With close to 2.4 billion people using Facebook each month, Libra could prove a welcome lift to the company’s profits. Analysts say it could be a huge money maker for Facebook, arriving as its growth is slowing. But security is a major concern. Crypto traders in Nigeria say they await in anticipation.

“We have been promoting it,” says Adol Omeje, Lagos based crypto trader. “It is going to be the next big thing. Already, we are seeing bitcoin rally close to N4million.”

But it could expose Facebook to more scrutiny, even as the company continues to reel from a series of privacy scandals.
Indeed, US lawmakers were quick to raise privacy concerns about the new currency. Shortly after Facebook’s announcement, Maxine Waters, Congresswoman and chair of the House Financial Services Committee, called on the company to put a stop to the project until Congress and regulators could review it.

“Facebook has data on billions of people and has repeatedly shown a disregard for the protection and careful use of this data,” Waters said in a statement. “With the announcement that it plans to create a crypto-currency, Facebook is continuing its unchecked expansion and extending its reach into the lives of its users.”
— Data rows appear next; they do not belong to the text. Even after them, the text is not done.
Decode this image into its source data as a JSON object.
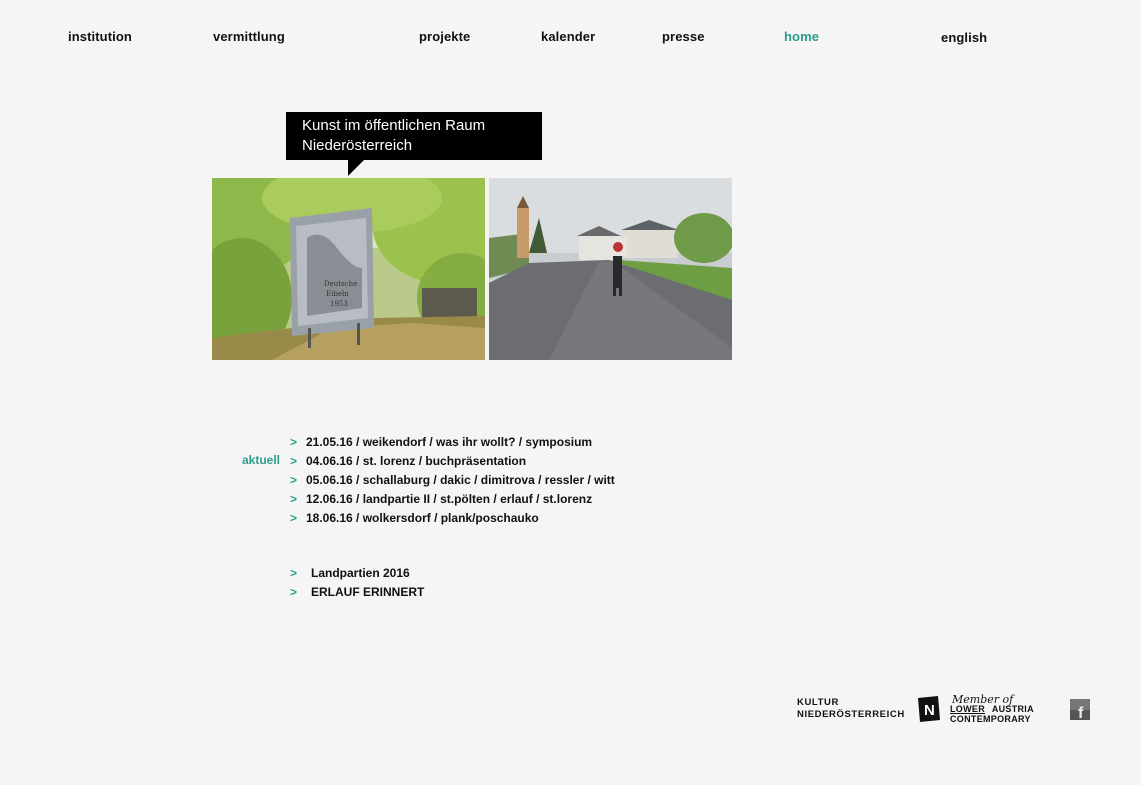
{
  "nav": {
    "items": [
      {
        "label": "institution"
      },
      {
        "label": "vermittlung"
      },
      {
        "label": "projekte"
      },
      {
        "label": "kalender"
      },
      {
        "label": "presse"
      },
      {
        "label": "home"
      },
      {
        "label": "english"
      }
    ],
    "active_color": "#2a9d8a"
  },
  "banner": {
    "line1": "Kunst im öffentlichen Raum",
    "line2": "Niederösterreich"
  },
  "photos": {
    "left_sign_text": [
      "Deutsche",
      "Eibeln",
      "1953"
    ]
  },
  "aktuell": {
    "label": "aktuell",
    "arrow": ">",
    "events": [
      "21.05.16 / weikendorf / was ihr wollt? / symposium",
      "04.06.16 / st. lorenz / buchpräsentation",
      "05.06.16 / schallaburg / dakic / dimitrova / ressler / witt",
      "12.06.16 / landpartie II / st.pölten / erlauf / st.lorenz",
      "18.06.16 / wolkersdorf / plank/poschauko"
    ]
  },
  "projects": {
    "arrow": ">",
    "items": [
      "Landpartien 2016",
      "ERLAUF ERINNERT"
    ]
  },
  "footer": {
    "kultur_line1": "KULTUR",
    "kultur_line2": "NIEDERÖSTERREICH",
    "n_logo": "N",
    "member_of": "Member of",
    "lac_line1a": "LOWER",
    "lac_line1b": "AUSTRIA",
    "lac_line2": "CONTEMPORARY",
    "facebook": "f"
  }
}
The company is also attracting scrutiny from financial regulators and privacy advocates across the world. Facebook is currently facing a potential $5billion fine from the US Federal Trade Commission (FTC), which opened an investigation in response to the Cambridge Analytica revelations

U.S. and UK officials have previously expressed concern about Facebook’s move into the financial sector. In May, members of the U.S. Senate committee on banking, housing, and urban affairs wrote to Zuckerberg asking him to answer questions on privacy concerns and financial regulation.

“It is important to understand how large social platforms make data available that can be used in ways that have big implications for consumers’ financial lives,” the letter said. “It is also important to understand how large social platforms use financial data to profile and target consumers.”

Regulatory, issues and Facebook’s poor track record on data privacy and protection, experts say, are likely to prove to be the biggest hurdles to making the currency a success.

“Facebook is not regulated in the same way as banks are, and the crypto-currency industry is, by definition almost, unregulated,” Rebecca Harding, chief executive of banking trade data analytics firm Coriolis Technologies, told Guardian UK.

“In the UK, for example, there are no formal laws that govern this market because crypto-currencies are not legal tender. Facebook has also had issues with protecting user data in the past few years and this may well be an issue for it as it tries to provide guarantees to users that their financial information is safe.”